- [Task prompt]
The required output is every record, reproduced exactly.

- [Record extracts]
↓↓↓
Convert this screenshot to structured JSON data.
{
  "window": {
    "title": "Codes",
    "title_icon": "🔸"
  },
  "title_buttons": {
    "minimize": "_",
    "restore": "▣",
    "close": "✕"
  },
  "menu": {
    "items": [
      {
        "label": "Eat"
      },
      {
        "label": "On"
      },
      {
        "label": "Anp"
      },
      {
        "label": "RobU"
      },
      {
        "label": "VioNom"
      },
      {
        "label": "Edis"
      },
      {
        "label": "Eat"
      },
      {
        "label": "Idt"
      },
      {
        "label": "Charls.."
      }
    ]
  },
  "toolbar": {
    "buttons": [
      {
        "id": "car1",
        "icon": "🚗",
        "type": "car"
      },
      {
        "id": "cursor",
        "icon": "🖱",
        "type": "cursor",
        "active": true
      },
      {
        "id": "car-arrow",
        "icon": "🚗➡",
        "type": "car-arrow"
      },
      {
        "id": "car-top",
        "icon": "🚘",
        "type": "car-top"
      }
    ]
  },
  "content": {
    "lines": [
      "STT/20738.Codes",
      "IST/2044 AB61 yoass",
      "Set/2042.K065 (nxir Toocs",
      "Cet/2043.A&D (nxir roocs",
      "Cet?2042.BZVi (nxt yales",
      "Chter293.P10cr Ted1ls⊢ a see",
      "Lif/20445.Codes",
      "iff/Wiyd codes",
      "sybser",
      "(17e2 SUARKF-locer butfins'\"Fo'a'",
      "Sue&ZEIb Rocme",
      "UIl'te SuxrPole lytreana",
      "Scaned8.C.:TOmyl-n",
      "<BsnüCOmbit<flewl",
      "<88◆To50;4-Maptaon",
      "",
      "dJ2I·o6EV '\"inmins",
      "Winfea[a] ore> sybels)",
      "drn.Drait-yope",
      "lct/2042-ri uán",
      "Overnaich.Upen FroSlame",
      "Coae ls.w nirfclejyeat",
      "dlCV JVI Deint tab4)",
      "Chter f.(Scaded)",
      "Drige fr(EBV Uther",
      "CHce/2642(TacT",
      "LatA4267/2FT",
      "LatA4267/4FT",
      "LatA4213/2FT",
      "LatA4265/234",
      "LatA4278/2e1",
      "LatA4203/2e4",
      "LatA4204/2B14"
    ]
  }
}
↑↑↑
- [Completed task]
Convert this screenshot to structured JSON data.
{
  "window": {
    "title": "Codes",
    "title_icon": "🔸"
  },
  "title_buttons": {
    "minimize": "_",
    "restore": "▣",
    "close": "✕"
  },
  "menu": {
    "items": [
      {
        "label": "Eat"
      },
      {
        "label": "On"
      },
      {
        "label": "Anp"
      },
      {
        "label": "RobU"
      },
      {
        "label": "VioNom"
      },
      {
        "label": "Edis"
      },
      {
        "label": "Eat"
      },
      {
        "label": "Idt"
      },
      {
        "label": "Charls.."
      }
    ]
  },
  "toolbar": {
    "buttons": [
      {
        "id": "car1",
        "icon": "🚗",
        "type": "car"
      },
      {
        "id": "cursor",
        "icon": "🖱",
        "type": "cursor",
        "active": true
      },
      {
        "id": "car-arrow",
        "icon": "🚗➡",
        "type": "car-arrow"
      },
      {
        "id": "car-top",
        "icon": "🚘",
        "type": "car-top"
      }
    ]
  },
  "content": {
    "lines": [
      "STT/20738.Codes",
      "IST/2044 AB61 yoass",
      "Set/2042.K065 (nxir Toocs",
      "Cet/2043.A&D (nxir roocs",
      "Cet?2042.BZVi (nxt yales",
      "Chter293.P10cr Ted1ls⊢ a see",
      "Lif/20445.Codes",
      "iff/Wiyd codes",
      "sybser",
      "(17e2 SUARKF-locer butfins'\"Fo'a'",
      "Sue&ZEIb Rocme",
      "UIl'te SuxrPole lytreana",
      "Scaned8.C.:TOmyl-n",
      "<BsnüCOmbit<flewl",
      "<88◆To50;4-Maptaon",
      "",
      "dJ2I·o6EV '\"inmins",
      "Winfea[a] ore> sybels)",
      "drn.Drait-yope",
      "lct/2042-ri uán",
      "Overnaich.Upen FroSlame",
      "Coae ls.w nirfclejyeat",
      "dlCV JVI Deint tab4)",
      "Chter f.(Scaded)",
      "Drige fr(EBV Uther",
      "CHce/2642(TacT",
      "LatA4267/2FT",
      "LatA4267/4FT",
      "LatA4213/2FT",
      "LatA4265/234",
      "LatA4278/2e1",
      "LatA4203/2e4",
      "LatA4204/2B14"
    ]
  }
}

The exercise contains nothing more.